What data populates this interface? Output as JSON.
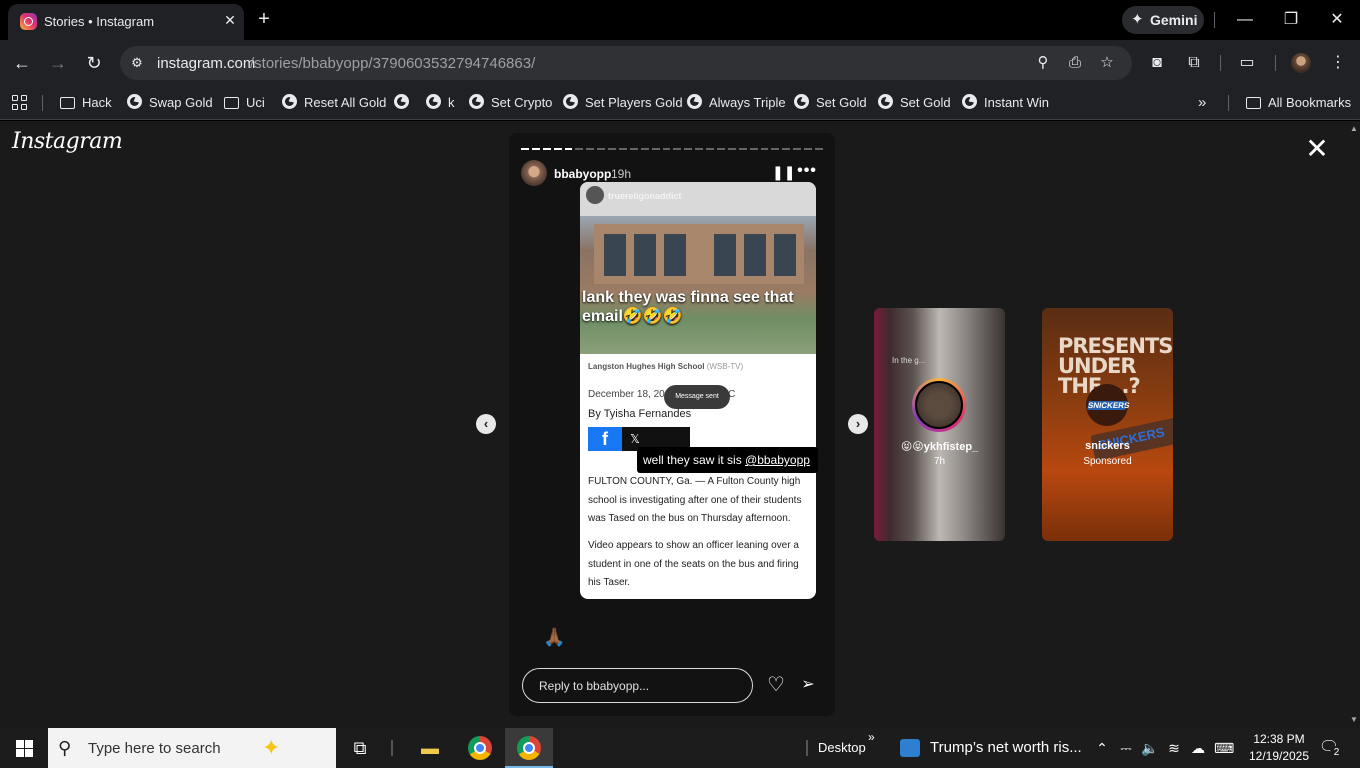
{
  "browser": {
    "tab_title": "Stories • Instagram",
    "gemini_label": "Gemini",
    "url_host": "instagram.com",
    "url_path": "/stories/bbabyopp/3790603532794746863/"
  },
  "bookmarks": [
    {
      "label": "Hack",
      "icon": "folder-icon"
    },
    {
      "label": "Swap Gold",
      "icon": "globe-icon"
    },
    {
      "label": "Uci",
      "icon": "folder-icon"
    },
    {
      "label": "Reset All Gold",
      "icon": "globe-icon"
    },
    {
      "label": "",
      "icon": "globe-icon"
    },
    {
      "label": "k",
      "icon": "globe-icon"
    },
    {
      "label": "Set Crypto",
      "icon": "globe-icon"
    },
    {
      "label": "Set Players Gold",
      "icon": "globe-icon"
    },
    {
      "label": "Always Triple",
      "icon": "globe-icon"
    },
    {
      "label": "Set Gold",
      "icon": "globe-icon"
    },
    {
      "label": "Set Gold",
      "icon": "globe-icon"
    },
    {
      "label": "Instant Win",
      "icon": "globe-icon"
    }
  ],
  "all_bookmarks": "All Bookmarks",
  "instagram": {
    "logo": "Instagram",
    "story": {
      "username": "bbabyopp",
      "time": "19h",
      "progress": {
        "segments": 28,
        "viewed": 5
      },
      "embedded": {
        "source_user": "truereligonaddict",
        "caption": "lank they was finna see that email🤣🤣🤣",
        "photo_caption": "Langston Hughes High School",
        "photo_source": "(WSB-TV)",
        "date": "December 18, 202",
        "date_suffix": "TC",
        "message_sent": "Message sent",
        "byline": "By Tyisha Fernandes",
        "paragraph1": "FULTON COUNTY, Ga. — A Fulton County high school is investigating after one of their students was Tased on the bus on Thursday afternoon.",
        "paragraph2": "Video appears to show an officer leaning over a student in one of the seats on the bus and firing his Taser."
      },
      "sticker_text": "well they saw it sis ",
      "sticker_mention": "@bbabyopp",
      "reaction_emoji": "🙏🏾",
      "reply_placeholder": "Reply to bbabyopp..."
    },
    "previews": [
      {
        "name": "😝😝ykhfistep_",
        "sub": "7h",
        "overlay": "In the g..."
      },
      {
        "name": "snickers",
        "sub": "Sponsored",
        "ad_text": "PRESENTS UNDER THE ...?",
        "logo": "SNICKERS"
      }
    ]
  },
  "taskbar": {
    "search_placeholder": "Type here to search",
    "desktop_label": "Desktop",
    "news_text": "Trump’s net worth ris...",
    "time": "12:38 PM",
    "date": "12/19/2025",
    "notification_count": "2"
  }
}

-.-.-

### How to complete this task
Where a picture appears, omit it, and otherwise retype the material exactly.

### Written solution
What data populates this interface? Output as JSON.
{
  "browser": {
    "tab_title": "Stories • Instagram",
    "gemini_label": "Gemini",
    "url_host": "instagram.com",
    "url_path": "/stories/bbabyopp/3790603532794746863/"
  },
  "bookmarks": [
    {
      "label": "Hack",
      "icon": "folder-icon"
    },
    {
      "label": "Swap Gold",
      "icon": "globe-icon"
    },
    {
      "label": "Uci",
      "icon": "folder-icon"
    },
    {
      "label": "Reset All Gold",
      "icon": "globe-icon"
    },
    {
      "label": "",
      "icon": "globe-icon"
    },
    {
      "label": "k",
      "icon": "globe-icon"
    },
    {
      "label": "Set Crypto",
      "icon": "globe-icon"
    },
    {
      "label": "Set Players Gold",
      "icon": "globe-icon"
    },
    {
      "label": "Always Triple",
      "icon": "globe-icon"
    },
    {
      "label": "Set Gold",
      "icon": "globe-icon"
    },
    {
      "label": "Set Gold",
      "icon": "globe-icon"
    },
    {
      "label": "Instant Win",
      "icon": "globe-icon"
    }
  ],
  "all_bookmarks": "All Bookmarks",
  "instagram": {
    "logo": "Instagram",
    "story": {
      "username": "bbabyopp",
      "time": "19h",
      "progress": {
        "segments": 28,
        "viewed": 5
      },
      "embedded": {
        "source_user": "truereligonaddict",
        "caption": "lank they was finna see that email🤣🤣🤣",
        "photo_caption": "Langston Hughes High School",
        "photo_source": "(WSB-TV)",
        "date": "December 18, 202",
        "date_suffix": "TC",
        "message_sent": "Message sent",
        "byline": "By Tyisha Fernandes",
        "paragraph1": "FULTON COUNTY, Ga. — A Fulton County high school is investigating after one of their students was Tased on the bus on Thursday afternoon.",
        "paragraph2": "Video appears to show an officer leaning over a student in one of the seats on the bus and firing his Taser."
      },
      "sticker_text": "well they saw it sis ",
      "sticker_mention": "@bbabyopp",
      "reaction_emoji": "🙏🏾",
      "reply_placeholder": "Reply to bbabyopp..."
    },
    "previews": [
      {
        "name": "😝😝ykhfistep_",
        "sub": "7h",
        "overlay": "In the g..."
      },
      {
        "name": "snickers",
        "sub": "Sponsored",
        "ad_text": "PRESENTS UNDER THE ...?",
        "logo": "SNICKERS"
      }
    ]
  },
  "taskbar": {
    "search_placeholder": "Type here to search",
    "desktop_label": "Desktop",
    "news_text": "Trump’s net worth ris...",
    "time": "12:38 PM",
    "date": "12/19/2025",
    "notification_count": "2"
  }
}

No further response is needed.